Might I ask what kind of light you got and where you obtained it? I am considering trying one out.
I was shopping at http://www.northernlighttechnologies.com
, which was a company I remembered from about 10 years back, so I trusted them. I bought their SADelite (try not to gag at the spelling). (No, really, I think that's the full name... SADelite-try-not-to-gag-at-the-spelling.
It has a good distance for 10,000 lux (16-20 inches), and the color seems good to me. No flicker, minimal heat, and it's adjustable enough that I can point it towards my face.
I've had SAD ever since I can remember, but not this year. The only thing I can identify as different is that I'm taking 2000 IU of vitamin D/day. It couldn't hurt to try.
I might give it a shot, but I think I'm getting a good supply of vitamin D. I take a multi-vitamin, and drink milk. But I don't know if that's anywhere near 2000IU.
2009-01-06 01:05 am (UTC)
I've read that exercising later in the day (like immediately after work) leads to better sleep. I don't remember where I read it, unfortunately.
I know it tends to help me. The rule I'd heard is not to exercise within about 2 hours of bedtime, and that sounds about right, too... it takes time for my body to stop being keyed up.
2009-01-06 04:04 pm (UTC)
Re: Another thought
It takes me a lot longer than 2 hours. I think what I read was 5 hours, and that seems closer to me.
I think this is kinda like whether you're a night owl or not.

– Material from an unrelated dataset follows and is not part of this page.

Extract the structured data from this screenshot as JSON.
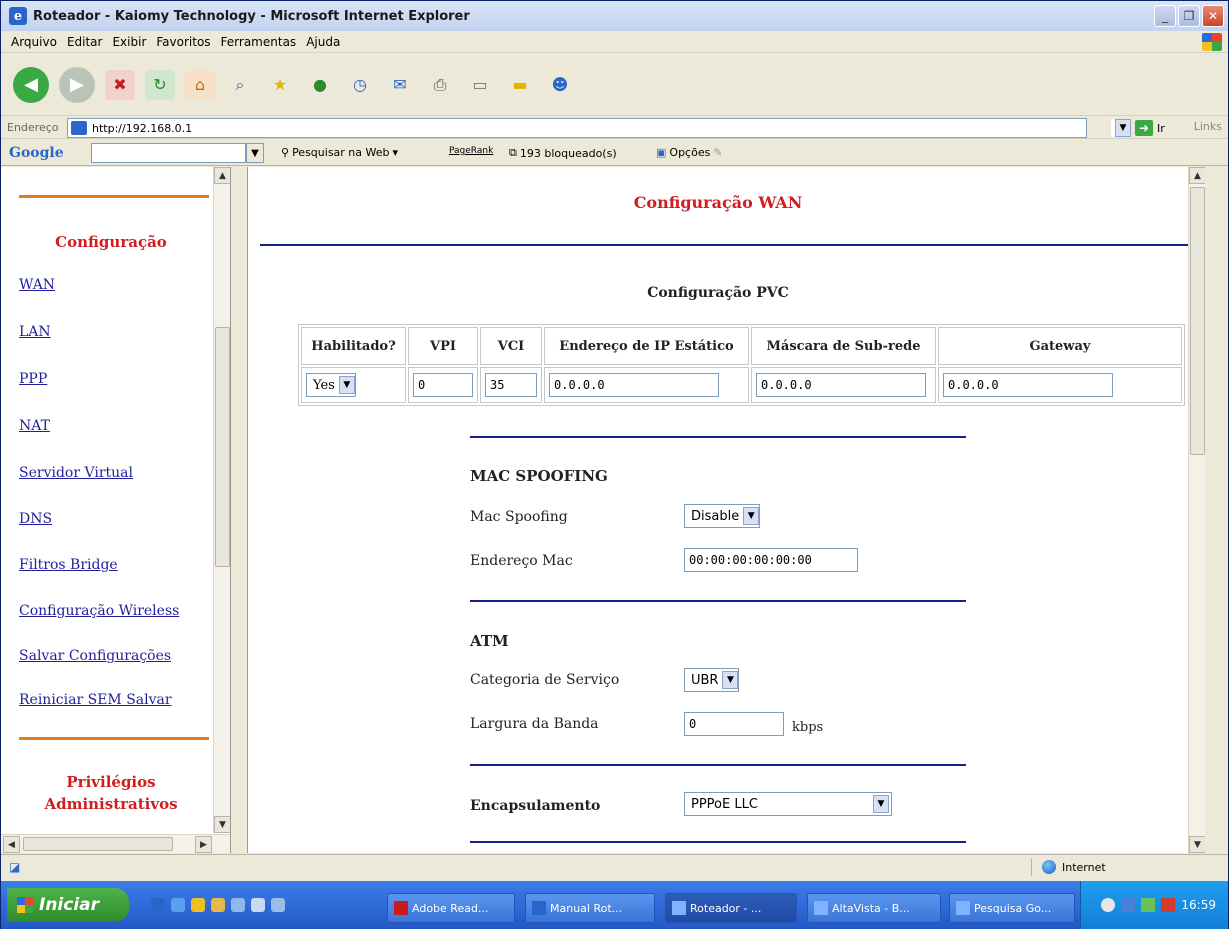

My experience is that my own biorhythms don't synch well with morning exercise. I have done it and done it for extended periods in the past. But my exercise is easier, or at least more effective, when I do it later in the day.
Conversely, I have buddies at work who seem to only be able to work out in the morning. It wakes them up, they get the energy kick right at the right time, etc.
The question I'm now wondering is if whether you can reset or at least train your body rhythms to be more accepting of morning exercise. Probably, I gotta think.
SAD lights are amazing! I'm glad it's working for you.
Nod. As I referenced in my post, I can do about 40 pushups in my first set if I go to complete failure at night. But in the morning, I'm barely breaking 30. And it definitely takes more willpower to get myself to do them, because I know it'll be more uncomfortable, and be uncomfortable faster.
And, with morning exercise, it seems easier to go past the point where I feel energized to the point that I feel tired all day.
But I'm hoping this gets me into the habit of working out twice a day, except for days where I rest by only doing a token workout in the morning.